Each entry below should be returned exactly as is, with the pictures removed.

━━━ Information provided ━━━

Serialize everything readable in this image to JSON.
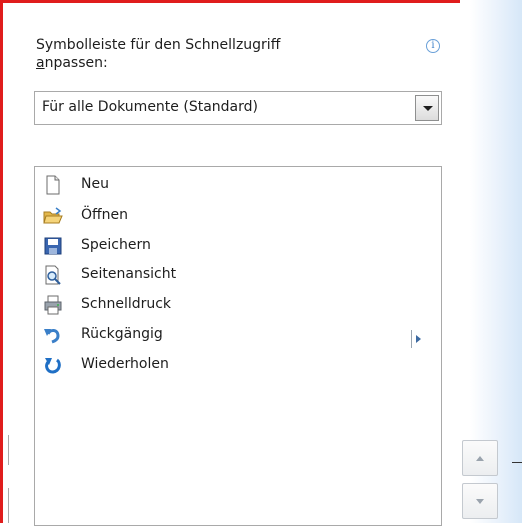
{
  "quick_access": {
    "label_line1": "Symbolleiste für den Schnellzugriff",
    "label_line2_accel": "a",
    "label_line2_rest": "npassen:",
    "info_icon": "info-icon"
  },
  "scope_dropdown": {
    "selected": "Für alle Dokumente (Standard)"
  },
  "commands": [
    {
      "label": "Neu",
      "icon": "new-document-icon"
    },
    {
      "label": "Öffnen",
      "icon": "open-folder-icon"
    },
    {
      "label": "Speichern",
      "icon": "save-disk-icon"
    },
    {
      "label": "Seitenansicht",
      "icon": "print-preview-icon"
    },
    {
      "label": "Schnelldruck",
      "icon": "quick-print-icon"
    },
    {
      "label": "Rückgängig",
      "icon": "undo-icon"
    },
    {
      "label": "Wiederholen",
      "icon": "redo-icon"
    }
  ],
  "colors": {
    "accent_red": "#e01c1c",
    "undo_blue": "#3a7fc8",
    "redo_blue": "#1f6fc5"
  }
}
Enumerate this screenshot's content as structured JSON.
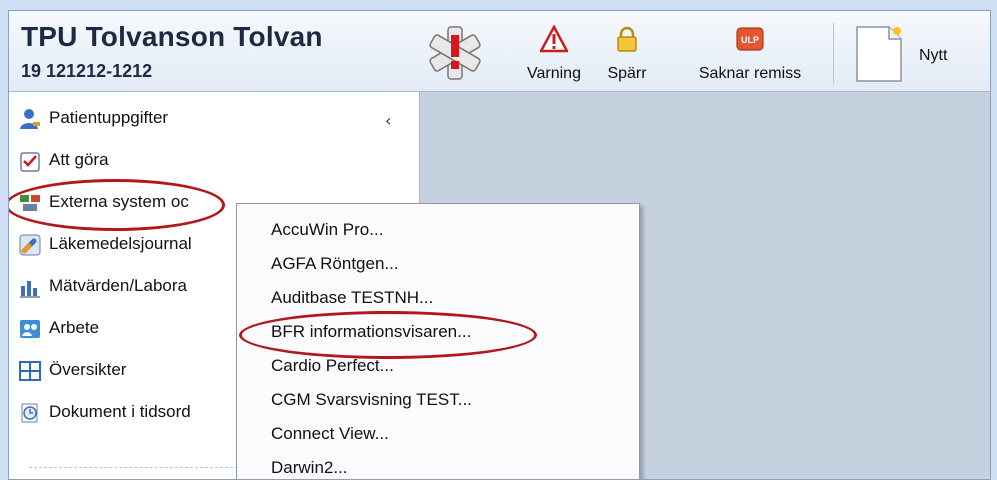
{
  "header": {
    "patient_name": "TPU Tolvanson Tolvan",
    "patient_id": "19 121212-1212",
    "toolbar": [
      {
        "label": "Varning",
        "icon": "warning-icon"
      },
      {
        "label": "Spärr",
        "icon": "lock-icon"
      },
      {
        "label": "Saknar remiss",
        "icon": "ulp-icon"
      }
    ],
    "ulp_badge": "ULP",
    "new_label": "Nytt"
  },
  "sidebar": {
    "collapse_glyph": "‹",
    "items": [
      {
        "label": "Patientuppgifter",
        "icon": "person-icon"
      },
      {
        "label": "Att göra",
        "icon": "checklist-icon"
      },
      {
        "label": "Externa system oc",
        "icon": "external-systems-icon"
      },
      {
        "label": "Läkemedelsjournal",
        "icon": "medication-icon"
      },
      {
        "label": "Mätvärden/Labora",
        "icon": "lab-values-icon"
      },
      {
        "label": "Arbete",
        "icon": "work-icon"
      },
      {
        "label": "Översikter",
        "icon": "overview-grid-icon"
      },
      {
        "label": "Dokument i tidsord",
        "icon": "document-time-icon"
      }
    ]
  },
  "context_menu": {
    "items": [
      "AccuWin Pro...",
      "AGFA Röntgen...",
      "Auditbase TESTNH...",
      "BFR informationsvisaren...",
      "Cardio Perfect...",
      "CGM Svarsvisning TEST...",
      "Connect View...",
      "Darwin2..."
    ]
  },
  "colors": {
    "highlight_ellipse": "#b3161b",
    "header_text": "#1d2a44",
    "content_background": "#c6d1df"
  }
}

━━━

- [Exercise result]
Serialize everything readable in this image to JSON.
{
  "quick_access": {
    "label_line1": "Symbolleiste für den Schnellzugriff",
    "label_line2_accel": "a",
    "label_line2_rest": "npassen:",
    "info_icon": "info-icon"
  },
  "scope_dropdown": {
    "selected": "Für alle Dokumente (Standard)"
  },
  "commands": [
    {
      "label": "Neu",
      "icon": "new-document-icon"
    },
    {
      "label": "Öffnen",
      "icon": "open-folder-icon"
    },
    {
      "label": "Speichern",
      "icon": "save-disk-icon"
    },
    {
      "label": "Seitenansicht",
      "icon": "print-preview-icon"
    },
    {
      "label": "Schnelldruck",
      "icon": "quick-print-icon"
    },
    {
      "label": "Rückgängig",
      "icon": "undo-icon"
    },
    {
      "label": "Wiederholen",
      "icon": "redo-icon"
    }
  ],
  "colors": {
    "accent_red": "#e01c1c",
    "undo_blue": "#3a7fc8",
    "redo_blue": "#1f6fc5"
  }
}
Enumerate this screenshot's content as structured JSON.
{
  "header": {
    "patient_name": "TPU Tolvanson Tolvan",
    "patient_id": "19 121212-1212",
    "toolbar": [
      {
        "label": "Varning",
        "icon": "warning-icon"
      },
      {
        "label": "Spärr",
        "icon": "lock-icon"
      },
      {
        "label": "Saknar remiss",
        "icon": "ulp-icon"
      }
    ],
    "ulp_badge": "ULP",
    "new_label": "Nytt"
  },
  "sidebar": {
    "collapse_glyph": "‹",
    "items": [
      {
        "label": "Patientuppgifter",
        "icon": "person-icon"
      },
      {
        "label": "Att göra",
        "icon": "checklist-icon"
      },
      {
        "label": "Externa system oc",
        "icon": "external-systems-icon"
      },
      {
        "label": "Läkemedelsjournal",
        "icon": "medication-icon"
      },
      {
        "label": "Mätvärden/Labora",
        "icon": "lab-values-icon"
      },
      {
        "label": "Arbete",
        "icon": "work-icon"
      },
      {
        "label": "Översikter",
        "icon": "overview-grid-icon"
      },
      {
        "label": "Dokument i tidsord",
        "icon": "document-time-icon"
      }
    ]
  },
  "context_menu": {
    "items": [
      "AccuWin Pro...",
      "AGFA Röntgen...",
      "Auditbase TESTNH...",
      "BFR informationsvisaren...",
      "Cardio Perfect...",
      "CGM Svarsvisning TEST...",
      "Connect View...",
      "Darwin2..."
    ]
  },
  "colors": {
    "highlight_ellipse": "#b3161b",
    "header_text": "#1d2a44",
    "content_background": "#c6d1df"
  }
}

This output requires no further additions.